WHAT THE TASK ASKS: Scan the records below and copy every line that contains the string "have".

DATASET EXCERPTS:

**********

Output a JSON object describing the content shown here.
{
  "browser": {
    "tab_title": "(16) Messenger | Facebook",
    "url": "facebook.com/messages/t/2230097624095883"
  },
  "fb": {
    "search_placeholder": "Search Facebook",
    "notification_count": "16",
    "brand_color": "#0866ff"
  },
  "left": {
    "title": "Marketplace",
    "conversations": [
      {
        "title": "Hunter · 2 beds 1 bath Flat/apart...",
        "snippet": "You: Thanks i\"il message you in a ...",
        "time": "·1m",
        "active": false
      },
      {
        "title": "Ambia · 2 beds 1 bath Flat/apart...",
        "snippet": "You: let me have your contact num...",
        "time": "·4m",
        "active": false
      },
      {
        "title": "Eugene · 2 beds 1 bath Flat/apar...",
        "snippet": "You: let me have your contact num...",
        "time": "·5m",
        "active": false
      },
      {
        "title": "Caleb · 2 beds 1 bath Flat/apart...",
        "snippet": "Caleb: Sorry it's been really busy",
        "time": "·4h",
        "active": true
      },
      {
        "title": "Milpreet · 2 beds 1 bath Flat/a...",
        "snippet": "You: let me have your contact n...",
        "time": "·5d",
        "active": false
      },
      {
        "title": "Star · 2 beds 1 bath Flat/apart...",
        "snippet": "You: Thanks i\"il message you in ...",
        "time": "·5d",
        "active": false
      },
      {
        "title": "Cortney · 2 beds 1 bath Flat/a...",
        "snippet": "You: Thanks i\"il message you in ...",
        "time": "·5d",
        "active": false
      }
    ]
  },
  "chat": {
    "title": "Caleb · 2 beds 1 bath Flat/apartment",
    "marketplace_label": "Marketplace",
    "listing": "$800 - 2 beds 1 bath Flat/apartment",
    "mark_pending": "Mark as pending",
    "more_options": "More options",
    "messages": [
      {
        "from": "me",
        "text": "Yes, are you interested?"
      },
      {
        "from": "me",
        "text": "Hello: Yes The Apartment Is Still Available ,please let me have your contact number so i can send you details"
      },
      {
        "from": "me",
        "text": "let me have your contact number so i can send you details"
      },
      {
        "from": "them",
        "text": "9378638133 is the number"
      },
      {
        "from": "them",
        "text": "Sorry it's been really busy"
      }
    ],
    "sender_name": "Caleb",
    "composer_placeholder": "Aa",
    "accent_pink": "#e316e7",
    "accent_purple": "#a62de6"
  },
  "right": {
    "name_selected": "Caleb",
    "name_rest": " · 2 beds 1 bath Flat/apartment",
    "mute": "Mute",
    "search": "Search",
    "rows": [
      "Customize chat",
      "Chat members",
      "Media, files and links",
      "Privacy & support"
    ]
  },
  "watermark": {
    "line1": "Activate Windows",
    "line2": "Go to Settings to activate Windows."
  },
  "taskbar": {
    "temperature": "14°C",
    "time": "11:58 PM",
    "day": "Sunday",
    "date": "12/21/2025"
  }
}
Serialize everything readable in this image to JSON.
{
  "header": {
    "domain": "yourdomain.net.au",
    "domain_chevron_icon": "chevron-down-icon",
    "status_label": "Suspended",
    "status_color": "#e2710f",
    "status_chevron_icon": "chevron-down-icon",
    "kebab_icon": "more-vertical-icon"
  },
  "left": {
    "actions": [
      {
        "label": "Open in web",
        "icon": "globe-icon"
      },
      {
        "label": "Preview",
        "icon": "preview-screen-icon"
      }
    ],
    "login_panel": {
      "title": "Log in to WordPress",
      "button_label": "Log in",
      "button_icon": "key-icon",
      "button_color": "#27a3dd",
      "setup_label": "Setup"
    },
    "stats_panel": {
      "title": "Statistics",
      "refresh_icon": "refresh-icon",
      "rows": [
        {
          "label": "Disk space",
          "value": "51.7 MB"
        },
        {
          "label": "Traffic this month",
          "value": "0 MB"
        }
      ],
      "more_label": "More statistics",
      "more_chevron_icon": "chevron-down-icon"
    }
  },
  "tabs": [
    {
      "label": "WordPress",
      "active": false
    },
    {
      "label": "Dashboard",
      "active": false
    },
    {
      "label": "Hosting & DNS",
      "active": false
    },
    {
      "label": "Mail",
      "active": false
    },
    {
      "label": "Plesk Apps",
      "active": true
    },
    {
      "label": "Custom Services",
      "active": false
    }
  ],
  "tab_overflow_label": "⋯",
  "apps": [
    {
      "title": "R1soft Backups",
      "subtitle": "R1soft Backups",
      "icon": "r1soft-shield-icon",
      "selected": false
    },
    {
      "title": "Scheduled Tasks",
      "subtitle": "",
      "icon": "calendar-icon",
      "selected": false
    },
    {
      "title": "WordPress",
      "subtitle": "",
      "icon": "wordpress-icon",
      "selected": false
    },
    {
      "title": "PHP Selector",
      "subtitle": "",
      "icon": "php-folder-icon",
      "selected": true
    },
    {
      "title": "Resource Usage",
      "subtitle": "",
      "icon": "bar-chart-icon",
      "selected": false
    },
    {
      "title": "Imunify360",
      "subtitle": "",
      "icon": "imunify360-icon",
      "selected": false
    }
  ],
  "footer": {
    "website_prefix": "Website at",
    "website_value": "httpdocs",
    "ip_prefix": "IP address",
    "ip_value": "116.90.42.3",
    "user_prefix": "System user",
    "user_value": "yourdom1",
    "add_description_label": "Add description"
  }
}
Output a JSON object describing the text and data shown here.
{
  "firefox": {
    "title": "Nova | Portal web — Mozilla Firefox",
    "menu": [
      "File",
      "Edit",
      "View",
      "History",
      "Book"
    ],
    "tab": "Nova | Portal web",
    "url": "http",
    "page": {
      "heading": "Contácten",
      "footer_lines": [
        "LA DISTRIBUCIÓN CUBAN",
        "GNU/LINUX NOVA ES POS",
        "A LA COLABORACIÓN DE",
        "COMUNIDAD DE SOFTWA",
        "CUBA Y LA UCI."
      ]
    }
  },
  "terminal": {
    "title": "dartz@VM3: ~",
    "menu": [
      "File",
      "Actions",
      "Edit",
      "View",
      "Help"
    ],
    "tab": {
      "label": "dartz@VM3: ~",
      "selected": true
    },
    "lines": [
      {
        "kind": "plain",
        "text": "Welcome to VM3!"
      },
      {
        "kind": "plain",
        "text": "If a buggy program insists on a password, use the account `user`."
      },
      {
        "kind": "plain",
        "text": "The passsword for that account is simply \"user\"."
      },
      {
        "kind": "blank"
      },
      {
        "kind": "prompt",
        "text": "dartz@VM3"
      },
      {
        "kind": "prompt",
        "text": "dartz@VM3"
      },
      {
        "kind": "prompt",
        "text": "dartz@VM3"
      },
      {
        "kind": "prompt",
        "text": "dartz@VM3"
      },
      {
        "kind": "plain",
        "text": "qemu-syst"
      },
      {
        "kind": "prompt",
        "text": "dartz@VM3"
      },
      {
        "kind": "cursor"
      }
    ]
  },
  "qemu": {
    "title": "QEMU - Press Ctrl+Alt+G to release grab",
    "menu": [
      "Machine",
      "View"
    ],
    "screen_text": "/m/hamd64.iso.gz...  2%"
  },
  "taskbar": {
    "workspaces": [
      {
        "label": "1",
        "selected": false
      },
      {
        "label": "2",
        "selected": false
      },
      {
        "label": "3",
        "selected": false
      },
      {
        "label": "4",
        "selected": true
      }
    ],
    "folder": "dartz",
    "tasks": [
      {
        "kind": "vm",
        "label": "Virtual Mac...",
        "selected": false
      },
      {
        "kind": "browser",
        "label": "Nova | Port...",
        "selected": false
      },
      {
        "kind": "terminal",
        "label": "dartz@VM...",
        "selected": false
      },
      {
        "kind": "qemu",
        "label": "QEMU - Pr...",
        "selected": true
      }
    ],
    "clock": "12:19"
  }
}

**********

ANSWER SECTION:
        "snippet": "You: let me have your contact num...",
        "snippet": "You: let me have your contact num...",
        "snippet": "You: let me have your contact n...",
        "text": "Hello: Yes The Apartment Is Still Available ,please let me have your contact number so i can send you details"
        "text": "let me have your contact number so i can send you details"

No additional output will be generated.